TillisFamily.jpeg
Jeff Siner
/
Charlotte Observer

Nearly 3 million ballots were cast – but it all came down to 46,539 votes. That was enough to make Thom Tillis North Carolina’s next U.S. senator. The slim margin was painful for those gathered in Greensboro at Hagan’s election night headquarters. But the margin was irrelevant in an uptown ballroom in uptown where Tillis gave his victory speech. 

It was a quarter past midnight when Thom Tillis stood on the stage with a smile so big you could see it from the back of the room.

"I know it’s late, but I’ve got a little bit of energy I’ve been running on right now," he said to loud cheers.

That energy had ebbed and flowed between the campaigns – and their election night headquarters all night before settling in with the Tillis campaign.

"This victory is not my victory. This victory is our victory," Tillis declared.

Early voting returns mirrored the polls which had put Hagan ahead by a percent or so. In Greensboro, where the Hagan camp had set up shop, there was at first optimism. That changed to nervousness, then outright pessimism as her lead faded and disappeared. About an hour before she spoke the outcome was clear.

"Thank you for standing with me during this campaign," Hagan told her supporters. "It’s been a long couple of years, but none of it would have been possible without the long hours so many of you logged, knocking on doors, making all of those phone calls, making sure people all across our state could have their voice heard."

Then she gave her farewell.

"I will always be grateful for the trust you placed in me, and the chance to serve our great state. Y’all, it has been fabulous."

Tillis ended up with 48.8 percent of the vote to Hagan's 47.2 percent. Libertarian Sean Haugh cleared 108,000 votes to end up with 3.7 percent.

The outcome was tough for Hagan supporter Margaret Arbuckle to believe.

"I’m shocked, and I’m very disappointed, and I’m heartbroken that this is what North Carolina thinks is best for it," said said.

But they did. Lindsey Dowling was one of them.

"I want to create jobs. I want to boost up our economy. I think Thom Tillis did a great job as speaker," Dowling said.

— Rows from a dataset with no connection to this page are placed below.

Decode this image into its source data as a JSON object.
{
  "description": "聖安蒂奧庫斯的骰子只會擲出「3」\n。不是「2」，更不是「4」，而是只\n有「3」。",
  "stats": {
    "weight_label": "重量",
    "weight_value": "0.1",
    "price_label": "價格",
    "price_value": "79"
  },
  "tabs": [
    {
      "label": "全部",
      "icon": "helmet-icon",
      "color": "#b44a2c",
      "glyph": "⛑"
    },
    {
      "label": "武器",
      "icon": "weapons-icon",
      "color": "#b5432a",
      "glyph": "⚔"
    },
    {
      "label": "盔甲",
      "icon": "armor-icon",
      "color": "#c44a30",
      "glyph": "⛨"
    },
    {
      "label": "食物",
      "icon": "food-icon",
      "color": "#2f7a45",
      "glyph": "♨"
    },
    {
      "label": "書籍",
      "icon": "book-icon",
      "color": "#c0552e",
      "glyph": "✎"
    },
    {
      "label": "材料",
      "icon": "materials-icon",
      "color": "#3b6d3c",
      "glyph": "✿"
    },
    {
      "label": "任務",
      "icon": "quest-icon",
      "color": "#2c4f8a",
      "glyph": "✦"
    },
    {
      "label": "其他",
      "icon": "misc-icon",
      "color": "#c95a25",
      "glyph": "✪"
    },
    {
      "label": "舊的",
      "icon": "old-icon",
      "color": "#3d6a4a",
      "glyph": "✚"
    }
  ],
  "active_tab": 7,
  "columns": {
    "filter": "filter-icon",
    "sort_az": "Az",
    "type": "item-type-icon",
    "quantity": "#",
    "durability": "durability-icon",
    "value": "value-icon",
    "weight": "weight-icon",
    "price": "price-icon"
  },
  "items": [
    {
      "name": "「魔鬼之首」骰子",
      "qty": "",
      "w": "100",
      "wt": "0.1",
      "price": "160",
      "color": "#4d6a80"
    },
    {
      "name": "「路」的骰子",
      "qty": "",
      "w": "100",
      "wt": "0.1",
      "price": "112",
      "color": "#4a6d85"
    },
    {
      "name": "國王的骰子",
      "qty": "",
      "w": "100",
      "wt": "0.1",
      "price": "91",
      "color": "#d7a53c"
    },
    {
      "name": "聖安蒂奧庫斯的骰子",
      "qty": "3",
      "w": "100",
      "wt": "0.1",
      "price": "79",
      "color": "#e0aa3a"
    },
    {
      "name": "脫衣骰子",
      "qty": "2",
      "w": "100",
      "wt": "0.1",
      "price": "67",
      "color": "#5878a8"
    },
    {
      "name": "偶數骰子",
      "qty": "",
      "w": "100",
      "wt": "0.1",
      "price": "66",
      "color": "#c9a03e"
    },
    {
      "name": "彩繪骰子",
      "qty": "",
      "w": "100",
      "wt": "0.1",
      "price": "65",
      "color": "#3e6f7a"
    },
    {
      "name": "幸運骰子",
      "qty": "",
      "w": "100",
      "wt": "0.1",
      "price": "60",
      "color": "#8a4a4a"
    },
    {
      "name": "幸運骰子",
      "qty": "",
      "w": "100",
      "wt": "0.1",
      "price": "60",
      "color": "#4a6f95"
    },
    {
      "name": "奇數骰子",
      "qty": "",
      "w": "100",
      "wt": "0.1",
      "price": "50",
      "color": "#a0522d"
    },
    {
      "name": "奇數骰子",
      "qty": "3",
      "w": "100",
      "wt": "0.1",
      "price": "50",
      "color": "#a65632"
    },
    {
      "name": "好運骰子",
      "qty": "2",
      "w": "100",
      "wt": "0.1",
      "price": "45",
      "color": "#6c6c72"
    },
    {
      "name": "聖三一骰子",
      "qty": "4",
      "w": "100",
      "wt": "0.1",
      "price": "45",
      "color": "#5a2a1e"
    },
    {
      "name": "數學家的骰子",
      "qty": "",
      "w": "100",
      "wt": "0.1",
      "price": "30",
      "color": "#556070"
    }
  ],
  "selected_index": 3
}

Dowling is 27-year-old female, one of the key demographics for the Hagan campaign. All those ads geared toward women just like Dowling. So what would Dowling say to the folks who created all those ads?

"You’re not doing a good job. I really don’t think Kay Hagan is representing us well."

The Hagan-Tillis race set all kinds of records. More than $111 million spent – a national record. The turnout, the highest ever for a mid-term in the state. And, with just shy of 114,000 ads run – that too is a record for a mid-term.

Both sides aired those ads, as did the outside groups that supported each. But on election night, Tillis made it sound like he alone had to weather the negative talking point storm.

“You know, if you take a look at all the negative ads against me and more negative ads than any Senate candidate in the country - $111 million. We didn’t bend! We won!”

But winning is just the start for a politician. Tillis also had this to say about his goals:

"We need to free the American people up to make America great again.  We need to free the American people up to make it an economic superpower, a military superpower and an energy superpower.  These are the things we’re going to Washington and do."

At times, Tillis’s victory speech didn’t sound like that of just a candidate. It sounded like a victory speech for what is now known as the 2014 Republican wave. And perhaps it should. It wasn’t until after Tillis was projected the winner that some media outlets proclaimed Republicans would indeed take control of the U.S. Senate.